  • During any year of assessment, the sum of the “Investment Income” derived by the company must not exceed 20% of its gross income for that year of assessment;
  • The company must not carry on any of the following impermissible trades:
    • Any trade carried on in respect of immoveable property, except trade as a hotel keeper (includes bed and breakfast establishments);
    • Financial service activities such as banking, insurance, money-lending and hire purchase financing;
    • Provision of financial or advisory services, including legal, tax advisory, stock broking, management consulting, auditing, or accounting;
    • Operating casino’s or other gambling related activities including any other games of chance;
    • Manufacturing, buying or selling liquor, tobacco products or arms or ammunition; or
    • Any trade carried on mainly outside the Republic.
  • There are no special tax rules for investee companies. The standard tax rules will apply.



  • Immediate tax deduction of up to 45% (for an individual tax payer at maximum marginal rate) at the time of investment
  • No recoupment of the tax deduction if the investment is held for a minimum period of 5 years.

Please contact us on connect@bowden.co.za if you are considering an investment in a S12J fund.

Importance of succession planning

One of the wealthiest CEOs in SA, Investec CEO Stephen Koseff says the board must decide when he should step down. But though he believes the company culture is so well embedded that the bank will survive without him, letting go won’t be easy. On the other hand some think Investec has become stale and that now, in the wake of its successful cleanup, would be a good time to name a new CEO.

Koseff remains, at least for now, the larger-than-life leader of Investec with no obvious successor waiting in the wings. He is himself “embedded” in a way that will make it difficult to hand over to Investec’s next leader.

His outsized character, whose presence seems fundamental to Investec’s culture, values and staff morale, raises questions about what will happen to the bank when he leaves. Bankers say it will be a huge blow. “I have huge respect for Stephen,” says one individual who joined the bank as an articled clerk more than eight years ago.

Whether he likes it or not, Koseff is still a dominant presence at Investec.
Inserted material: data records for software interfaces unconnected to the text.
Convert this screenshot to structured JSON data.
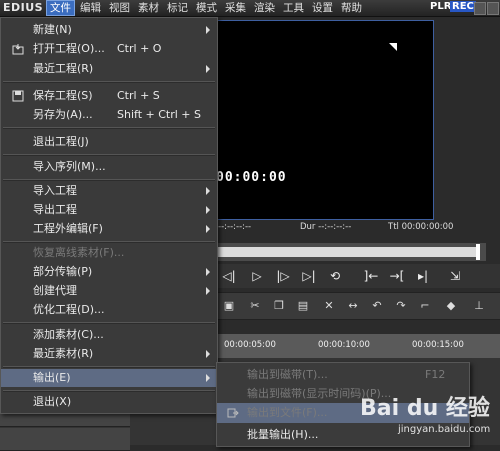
{
  "app": {
    "logo": "EDIUS"
  },
  "menubar": {
    "items": [
      "文件",
      "编辑",
      "视图",
      "素材",
      "标记",
      "模式",
      "采集",
      "渲染",
      "工具",
      "设置",
      "帮助"
    ],
    "plr": "PLR",
    "rec": "REC"
  },
  "preview": {
    "timecode": "00:00:00",
    "info": {
      "dur": "Dur --:--:--:--",
      "ttl": "Ttl 00:00:00:00",
      "left": "--:--:--:--"
    }
  },
  "ruler": {
    "ticks": [
      "00:00:05:00",
      "00:00:10:00",
      "00:00:15:00"
    ]
  },
  "file_menu": {
    "items": [
      {
        "label": "新建(N)",
        "shortcut": "",
        "submenu": true,
        "disabled": false
      },
      {
        "label": "打开工程(O)...",
        "shortcut": "Ctrl + O",
        "submenu": false,
        "disabled": false,
        "icon": "open-folder-icon"
      },
      {
        "label": "最近工程(R)",
        "shortcut": "",
        "submenu": true,
        "disabled": false
      },
      {
        "label": "保存工程(S)",
        "shortcut": "Ctrl + S",
        "submenu": false,
        "disabled": false,
        "icon": "save-disk-icon"
      },
      {
        "label": "另存为(A)...",
        "shortcut": "Shift + Ctrl + S",
        "submenu": false,
        "disabled": false
      },
      {
        "label": "退出工程(J)",
        "shortcut": "",
        "submenu": false,
        "disabled": false
      },
      {
        "label": "导入序列(M)...",
        "shortcut": "",
        "submenu": false,
        "disabled": false
      },
      {
        "label": "导入工程",
        "shortcut": "",
        "submenu": true,
        "disabled": false
      },
      {
        "label": "导出工程",
        "shortcut": "",
        "submenu": true,
        "disabled": false
      },
      {
        "label": "工程外编辑(F)",
        "shortcut": "",
        "submenu": true,
        "disabled": false
      },
      {
        "label": "恢复离线素材(F)...",
        "shortcut": "",
        "submenu": false,
        "disabled": true
      },
      {
        "label": "部分传输(P)",
        "shortcut": "",
        "submenu": true,
        "disabled": false
      },
      {
        "label": "创建代理",
        "shortcut": "",
        "submenu": true,
        "disabled": false
      },
      {
        "label": "优化工程(D)...",
        "shortcut": "",
        "submenu": false,
        "disabled": false
      },
      {
        "label": "添加素材(C)...",
        "shortcut": "",
        "submenu": false,
        "disabled": false
      },
      {
        "label": "最近素材(R)",
        "shortcut": "",
        "submenu": true,
        "disabled": false
      },
      {
        "label": "输出(E)",
        "shortcut": "",
        "submenu": true,
        "disabled": false,
        "highlighted": true
      },
      {
        "label": "退出(X)",
        "shortcut": "",
        "submenu": false,
        "disabled": false
      }
    ]
  },
  "output_submenu": {
    "items": [
      {
        "label": "输出到磁带(T)...",
        "shortcut": "F12",
        "disabled": true
      },
      {
        "label": "输出到磁带(显示时间码)(P)...",
        "shortcut": "",
        "disabled": true
      },
      {
        "label": "输出到文件(F)...",
        "shortcut": "",
        "disabled": true,
        "highlighted": true,
        "icon": "export-file-icon"
      },
      {
        "label": "批量输出(H)...",
        "shortcut": "",
        "disabled": false
      }
    ]
  },
  "watermark": {
    "brand": "Bai du 经验",
    "url": "jingyan.baidu.com"
  }
}
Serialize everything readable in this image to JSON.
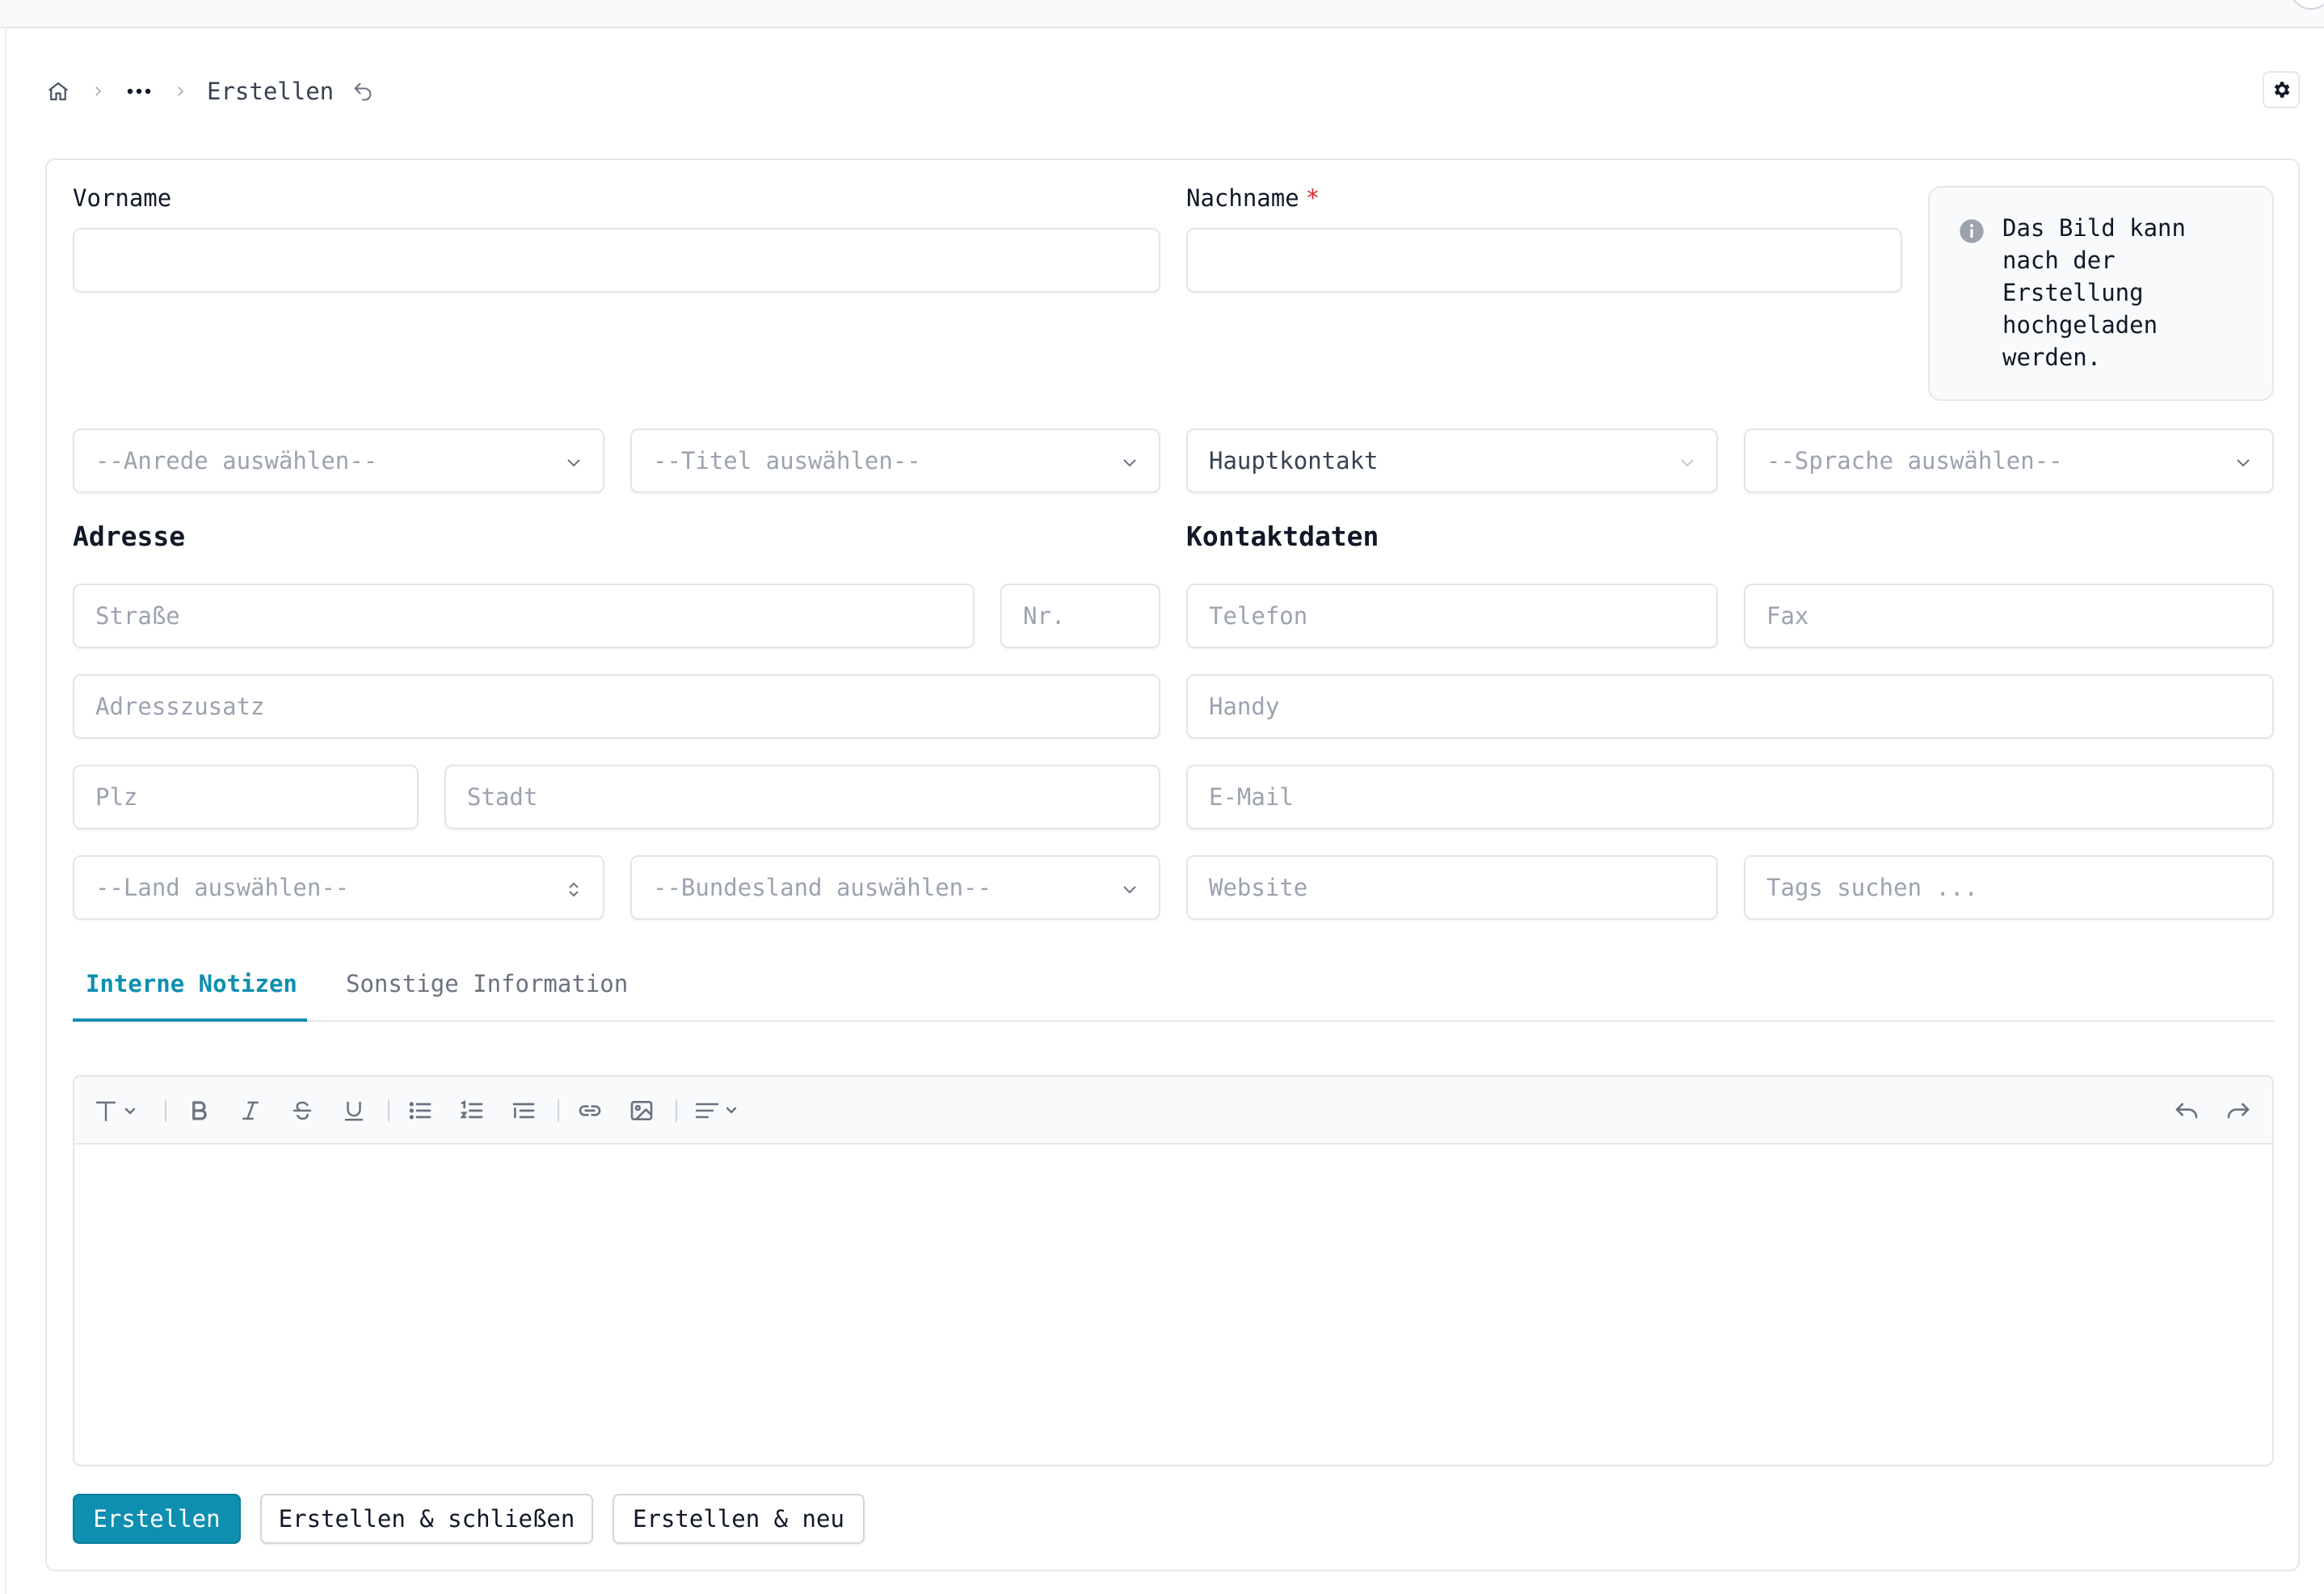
{
  "breadcrumb": {
    "current": "Erstellen"
  },
  "form": {
    "vorname_label": "Vorname",
    "nachname_label": "Nachname",
    "required_mark": "*",
    "info_text": "Das Bild kann\nnach der\nErstellung\nhochgeladen\nwerden.",
    "anrede": "--Anrede auswählen--",
    "titel": "--Titel auswählen--",
    "kontakttyp": "Hauptkontakt",
    "sprache": "--Sprache auswählen--"
  },
  "address": {
    "heading": "Adresse",
    "strasse": "Straße",
    "nr": "Nr.",
    "adresszusatz": "Adresszusatz",
    "plz": "Plz",
    "stadt": "Stadt",
    "land": "--Land auswählen--",
    "bundesland": "--Bundesland auswählen--"
  },
  "contact": {
    "heading": "Kontaktdaten",
    "telefon": "Telefon",
    "fax": "Fax",
    "handy": "Handy",
    "email": "E-Mail",
    "website": "Website",
    "tags": "Tags suchen ..."
  },
  "tabs": [
    {
      "label": "Interne Notizen",
      "active": true
    },
    {
      "label": "Sonstige Information",
      "active": false
    }
  ],
  "editor": {
    "toolbar_icons": [
      "text-style-icon",
      "bold-icon",
      "italic-icon",
      "strikethrough-icon",
      "underline-icon",
      "bullet-list-icon",
      "ordered-list-icon",
      "indent-list-icon",
      "link-icon",
      "image-icon",
      "align-icon",
      "undo-icon",
      "redo-icon"
    ],
    "content": ""
  },
  "buttons": {
    "create": "Erstellen",
    "create_close": "Erstellen & schließen",
    "create_new": "Erstellen & neu"
  },
  "colors": {
    "accent": "#0e8fb0",
    "required": "#dc2626",
    "border": "#e2e5ea"
  }
}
All major deals are passed by him, and he sits even on those credit committees charged with overseeing relatively small amounts. He is far less immersed in the asset management and wealth arms of the business, but they effectively function as independent businesses anyway.

As part of its succession planning, Investec appointed new heads of its three core businesses — banking, asset management, and wealth and investment — in November 2015.

He plans to leave it to the Investec board to decide when it is time for him to go. But letting go won’t be easy.